### Exercise prompt
Return the lines below that carry the word "управления".

━━━ Task data

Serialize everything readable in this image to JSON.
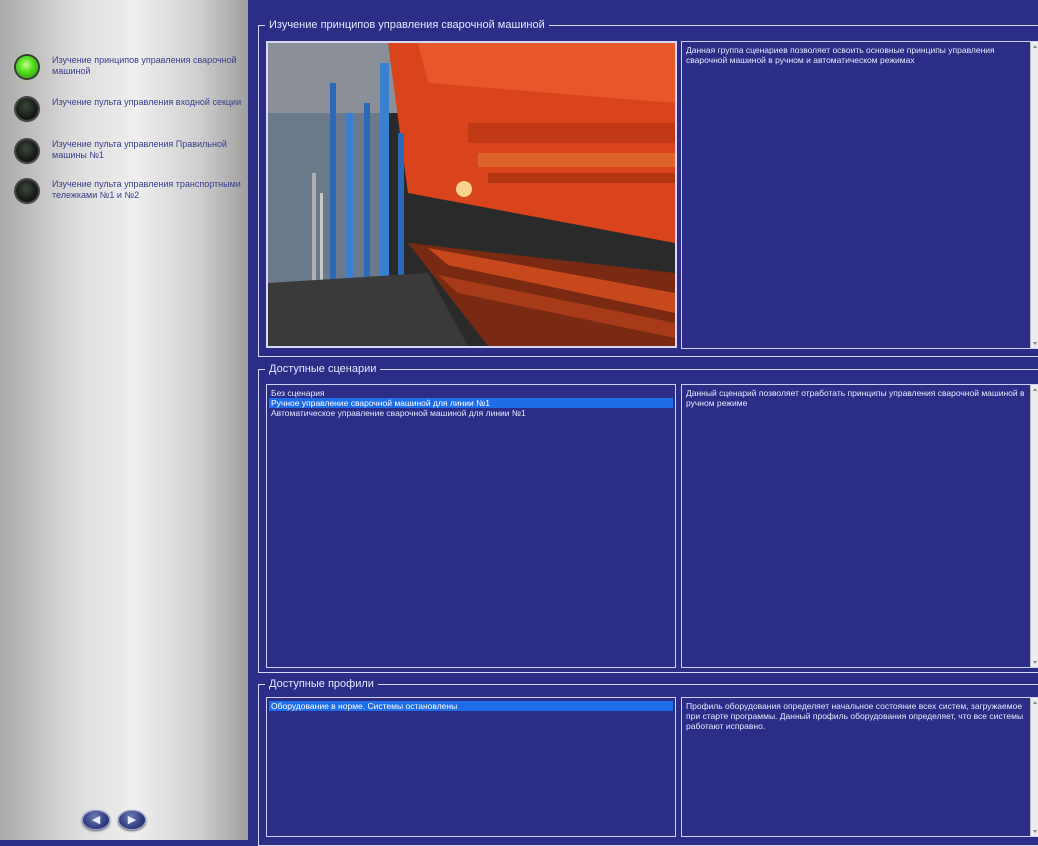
{
  "sidebar": {
    "items": [
      {
        "label": "Изучение принципов управления сварочной машиной",
        "active": true
      },
      {
        "label": "Изучение пульта управления входной секции",
        "active": false
      },
      {
        "label": "Изучение пульта управления Правильной машины №1",
        "active": false
      },
      {
        "label": "Изучение пульта управления транспортными тележками №1 и №2",
        "active": false
      }
    ],
    "prev_icon": "chevron-left-icon",
    "next_icon": "chevron-right-icon"
  },
  "group_main": {
    "title": "Изучение принципов управления сварочной машиной",
    "description": "Данная группа сценариев позволяет освоить основные принципы управления сварочной машиной в ручном и автоматическом режимах"
  },
  "scenarios": {
    "title": "Доступные сценарии",
    "items": [
      "Без сценария",
      "Ручное управление сварочной машиной для линии №1",
      "Автоматическое управление сварочной машиной для линии №1"
    ],
    "selected_index": 1,
    "description": "Данный сценарий позволяет отработать принципы управления сварочной машиной в ручном режиме"
  },
  "profiles": {
    "title": "Доступные профили",
    "items": [
      "Оборудование в норме. Системы остановлены"
    ],
    "selected_index": 0,
    "description": "Профиль оборудования определяет начальное состояние всех систем, загружаемое при старте программы. Данный профиль оборудования определяет, что все системы работают исправно."
  },
  "colors": {
    "background": "#2b2d86",
    "selection": "#1e6de8",
    "active_led": "#54e01f"
  }
}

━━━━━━

### Completed exercise
        "label": "Изучение принципов управления сварочной машиной",
        "label": "Изучение пульта управления входной секции",
        "label": "Изучение пульта управления Правильной машины №1",
        "label": "Изучение пульта управления транспортными тележками №1 и №2",
    "title": "Изучение принципов управления сварочной машиной",
    "description": "Данная группа сценариев позволяет освоить основные принципы управления сварочной машиной в ручном и автоматическом режимах"
    "description": "Данный сценарий позволяет отработать принципы управления сварочной машиной в ручном режиме"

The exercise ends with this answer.